After high school, Wadi contemplated being an artist or photographer, but a friend suggested culinary school. His parents worried that Wadi would spend his life "flipping burgers."
He attended the Art Institutes International Minnesota, where a teacher bet that Wadi would be the first to drop out. "You are going to fail," the teacher told him.
Wadi was not only working in another language (his third), but he was also learning the language of the kitchen because he had no restaurant experience.
"Everybody looked down on that," he said, "until we started cooking."
While in school, Wadi worked at Bayport Cookery and at Solera, "where I got the taste of really good food" working for Tim McKee.
"Up to that point, I had not seen a chef so passionate and so professional with his team,' said Wadi. "I'd never seen someone so calm and collected."
(When I asked a staffer about Wadi's temperament, he placed him toward the lower end of a spectrum from Minneapolis chefs Alex Roberts (mild) to Stewart Woodman (extra spicy).
Then, just four years after his teacher bet against him finishing school, Wadi got together with his brother, Saed, and said, "Hey, let's open a high-end Middle Eastern restaurant."
It was 2007, the start of the recession. "Brilliant," Wadi deadpanned.
Success in the dining room
Yet, on a recent Friday, Saffron was packed. Word of Wadi's acumen and his magic with spices has grown, enhanced by his impressive performance on "Iron Chef America." His menu has grown from Middle Eastern to a more expansive Mediterranean fare.
When asked how far he's come, Wadi smiles.
"My signature dish is still the green beans," he said. "You have to be a very confident chef to put overcooked green beans, served room temp, on your menu."
Wadi's simplicity, from the giant beans in olive oil ("ballsy," he says) to the whole roasted branzini (fish), is what makes his food stand out. It's food that "doesn't try to hide behind tons of butter or cream sauce," said Wadi.
Sameh and Saed make a funny duo. They constantly rib each other, and Saed brags that he's the reason Sameh can cook so well: "He had to learn to cook, because I can't," said Saed, smiling. "So none of this would be possible without me."

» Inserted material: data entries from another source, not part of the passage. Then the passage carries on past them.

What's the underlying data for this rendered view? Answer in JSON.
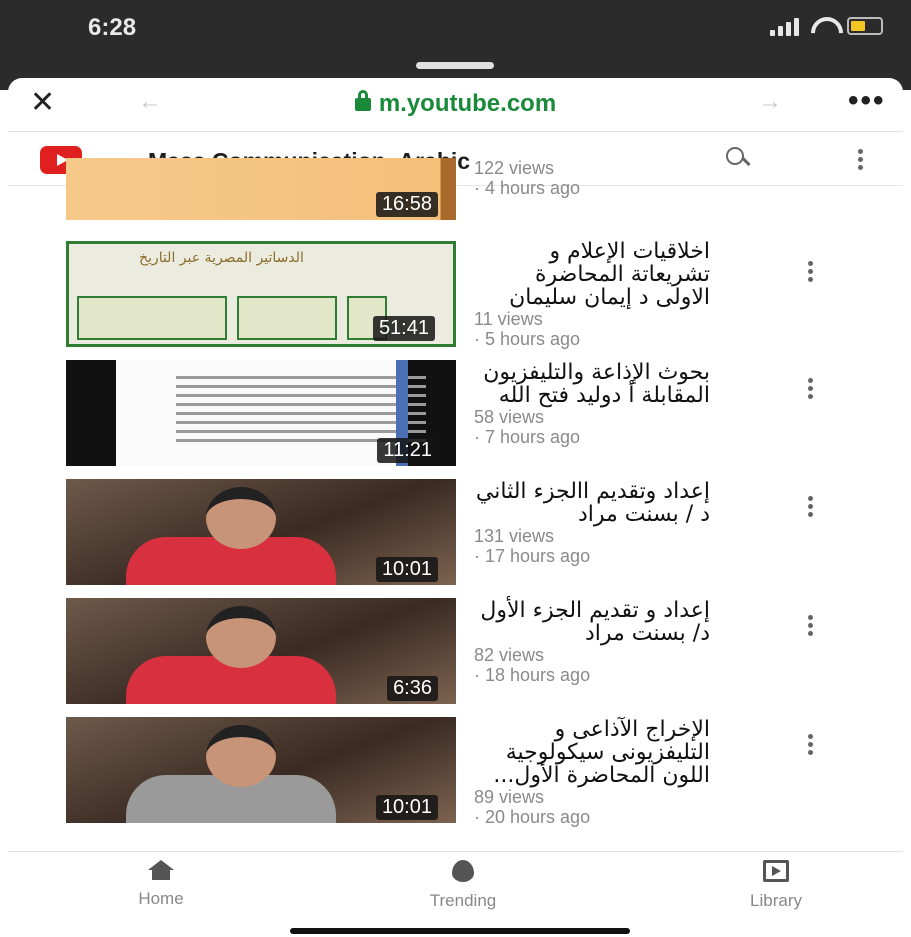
{
  "status_bar": {
    "time": "6:28"
  },
  "browser": {
    "close_icon": "close-icon",
    "url": "m.youtube.com",
    "back_arrow": "←",
    "forward_arrow": "→",
    "more_label": "•••",
    "url_color": "#1a8a3a"
  },
  "header": {
    "channel_title": "Mass Communication_Arabic",
    "brand_color": "#e02020"
  },
  "videos": [
    {
      "title": "",
      "views": "122 views",
      "time": "· 4 hours ago",
      "duration": "16:58"
    },
    {
      "title": "اخلاقيات الإعلام و تشريعاتة المحاضرة الاولى د إيمان سليمان",
      "views": "11 views",
      "time": "· 5 hours ago",
      "duration": "51:41",
      "thumb_heading": "الدساتير المصرية عبر التاريخ"
    },
    {
      "title": "بحوث الإذاعة والتليفزيون المقابلة أ دوليد فتح الله",
      "views": "58 views",
      "time": "· 7 hours ago",
      "duration": "11:21"
    },
    {
      "title": "إعداد وتقديم االجزء الثاني د / بسنت مراد",
      "views": "131 views",
      "time": "· 17 hours ago",
      "duration": "10:01"
    },
    {
      "title": "إعداد و تقديم الجزء الأول د/ بسنت مراد",
      "views": "82 views",
      "time": "· 18 hours ago",
      "duration": "6:36"
    },
    {
      "title": "الإخراج الآذاعى و التليفزيونى سيكولوجية اللون المحاضرة الأول...",
      "views": "89 views",
      "time": "· 20 hours ago",
      "duration": "10:01"
    }
  ],
  "bottom_nav": [
    {
      "label": "Home",
      "icon": "home-icon"
    },
    {
      "label": "Trending",
      "icon": "trending-icon"
    },
    {
      "label": "Library",
      "icon": "library-icon"
    }
  ]
}
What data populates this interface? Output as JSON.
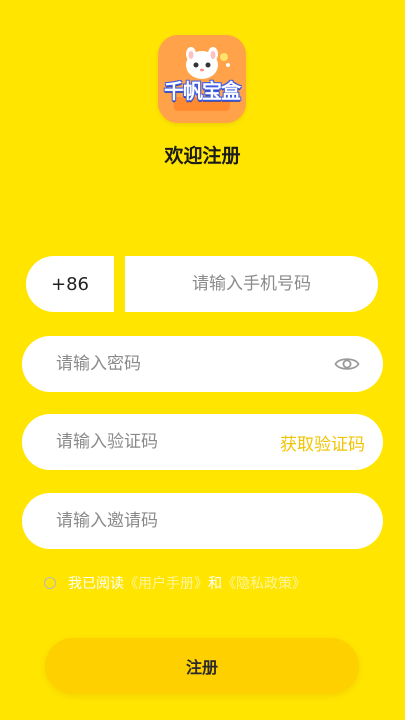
{
  "app": {
    "logo_text": "千帆宝盒",
    "title": "欢迎注册"
  },
  "form": {
    "country_code": "+86",
    "phone_placeholder": "请输入手机号码",
    "password_placeholder": "请输入密码",
    "password_toggle_icon": "eye-icon",
    "code_placeholder": "请输入验证码",
    "get_code_label": "获取验证码",
    "invite_placeholder": "请输入邀请码"
  },
  "agreement": {
    "prefix": "我已阅读",
    "user_manual": "《用户手册》",
    "and": "和",
    "privacy_policy": "《隐私政策》",
    "checked": false
  },
  "submit": {
    "label": "注册"
  },
  "colors": {
    "background": "#FFE500",
    "accent": "#F2C300",
    "button": "#FFD000"
  }
}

At the grill Zach Ostrowski was wrangling a new item, a massive, 11/2 -pound veal chop. "If anybody drops one of these tonight, you are going to get knifed," he said.
Later, Wadi seared a 5-pound block of swordfish, which he then sliced thinly and dressed with a romesco-style sauce. Soul and disco music blared as the orders started coming in. Funky town.
Wadi smeared a plate with the romesco sauce, then carefully plated the swordfish. It looked like a work by Piet Mondrian. He carefully put each dish out and assembled the crew to explain the new menu. Then he rallied the troops: "Go out and kick ass," he said.
A teaching moment
Even though it was opening night for the new menu and Saffron expected more than 100 diners, Wadi was confident enough in his staff to spend the next two hours going over each menu item with the two new waitresses, explaining its history, taste and nuances.
"I hate this part of the job," he said, "but it's essential."
The wait staff is the link to the customer. They have to know the food to sell it.
He talked about the branzini, which they get shipped fresh from Greece. "We push it like a drug dealer pushes drugs," Wadi said.
"OK, now the potato chips," Wadi said to the waitresses. "People ask, 'Why potato chips?' Because we [expletive] can.
"Fried cauliflower,'' he said. "King of the castle. We sell three times as much of this as anything else. Tempura-style batter with North African spices served with a Bulgarian feta.
"Green beans. It's a dish that speaks to generations of people trying to perfect it," lectured Wadi.
"It takes a lot of cojones to sell this. You are going to serve them a dish of overcooked green beans and they are going to give you six bucks for it.
"Why?" Wadi paused. "Because we can. Because they are going to love it."